Diana Taurasi, Phoenix Mercury: Rust? What rust? Taurasi looked healthy, competitive, and driven in every single drill and scrimmage. There was a peaceful intensity to her game that should have Mercury fans on cloud nine. She wants to win. Bad.
Courtney Vandersloot, Chicago Sky: Vandersloot was probably the player who stood-out to me the most. Vandersloot’s use of angles and passing lanes reminded me very much of a Sue Bird/John Stockton hybrid (Stockton worked with her extensively at Gonzaga). With Vandersloot running the point, Epiphanny Prince and Shameka Christon scoring the ball, and Sylvia Fowles holding it down in the post the Sky look to be playoff-bound.
Candace Parker, Los Angeles Sparks: Parker is in the best shape I’ve ever personally seen her in. Her footwork and moves in the paint were beautiful. There was an expanded repertoire to her game in the form of amazing consistency along the perimeter as well. However, what stood-out to me the most was how quick and explosive she was. She’ll have another MVP-caliber season if she stays healthy in 2011.
Maya Moore, Minnesota Lynx: Impressive all-around. Not only did Moore show a beyond-her-years form of leadership, her energy and defensive prowess were probably the best in camp. Moore might be a rookie in 2011 but don’t be surprised if she makes the All-Defensive team.

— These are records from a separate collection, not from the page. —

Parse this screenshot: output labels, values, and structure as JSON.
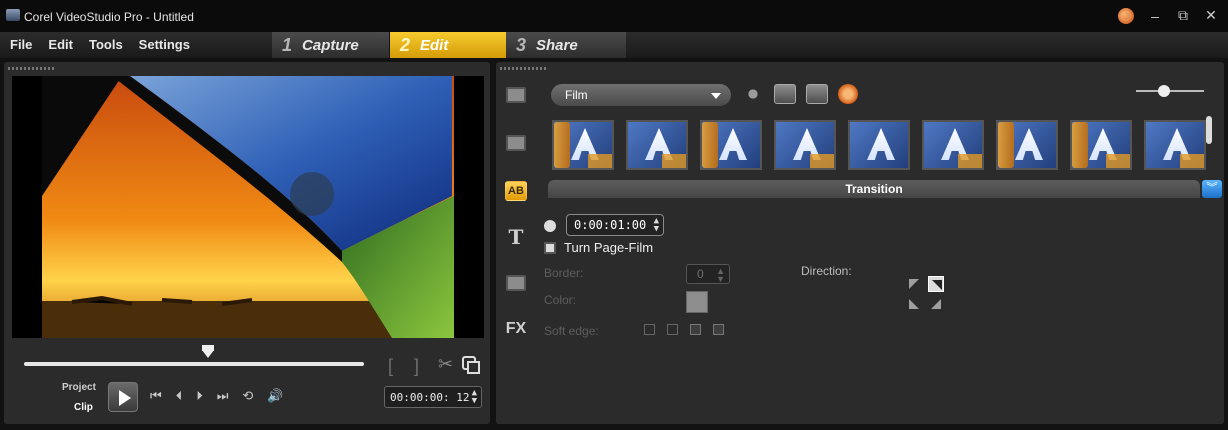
{
  "window": {
    "title": "Corel VideoStudio Pro - Untitled",
    "icon": "app-icon"
  },
  "menu": {
    "items": [
      "File",
      "Edit",
      "Tools",
      "Settings"
    ]
  },
  "steps": [
    {
      "num": "1",
      "label": "Capture",
      "active": false
    },
    {
      "num": "2",
      "label": "Edit",
      "active": true
    },
    {
      "num": "3",
      "label": "Share",
      "active": false
    }
  ],
  "player": {
    "project_label": "Project",
    "clip_label": "Clip",
    "mark_in": "[",
    "mark_out": "]",
    "timecode": "00:00:00: 12"
  },
  "library": {
    "folder": "Film",
    "section_title": "Transition",
    "thumbs": [
      "",
      "",
      "",
      "",
      "",
      "",
      "",
      "",
      ""
    ]
  },
  "options": {
    "duration": "0:00:01:00",
    "effect_name": "Turn Page-Film",
    "border_label": "Border:",
    "border_value": "0",
    "color_label": "Color:",
    "softedge_label": "Soft edge:",
    "direction_label": "Direction:"
  },
  "colors": {
    "accent": "#f3be1e",
    "panel": "#2b2b2b",
    "options_toggle": "#1d6fc8"
  }
}
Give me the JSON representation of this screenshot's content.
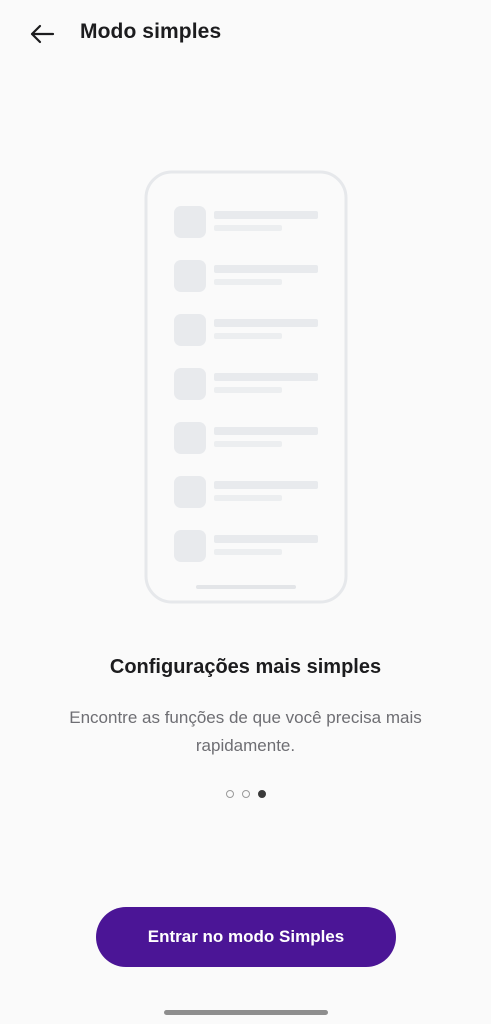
{
  "header": {
    "back_icon": "arrow-left-icon",
    "title": "Modo simples"
  },
  "illustration": {
    "description_icon": "phone-list-illustration",
    "rows": 7
  },
  "content": {
    "heading": "Configurações mais simples",
    "description": "Encontre as funções de que você precisa mais rapidamente."
  },
  "pager": {
    "total": 3,
    "active_index": 2
  },
  "action": {
    "button_label": "Entrar no modo Simples"
  },
  "colors": {
    "accent": "#4b1596",
    "background": "#fafafa"
  }
}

Jayne Appel, San Antonio Silver Stars: The Silver Stars need Jayne Appel to have a big season in 2011 and she is off to a great start. She moved well with and without the ball, defended the paint well, and was a force on the boards. She also showcased an increased proficiency on the offensive end due to being more aggressive. Good sign for Silver Stars fans.
Other Things of Note
- Brittney Griner dunked several times after practice ended. The best of which was a 360.
- Seimone Augustus has the best tattoos in the league.
- Tina Charles is still rehabbing from an ankle injury.
- Candace Parker worked extensively with Brittney Griner during breaks in action or after practice on everything from footwork to post moves.
- Sue Bird and Lindsay Whalen graciously offered tips and suggestions to rookie Courtney Vandersloot who soaked up everything she could.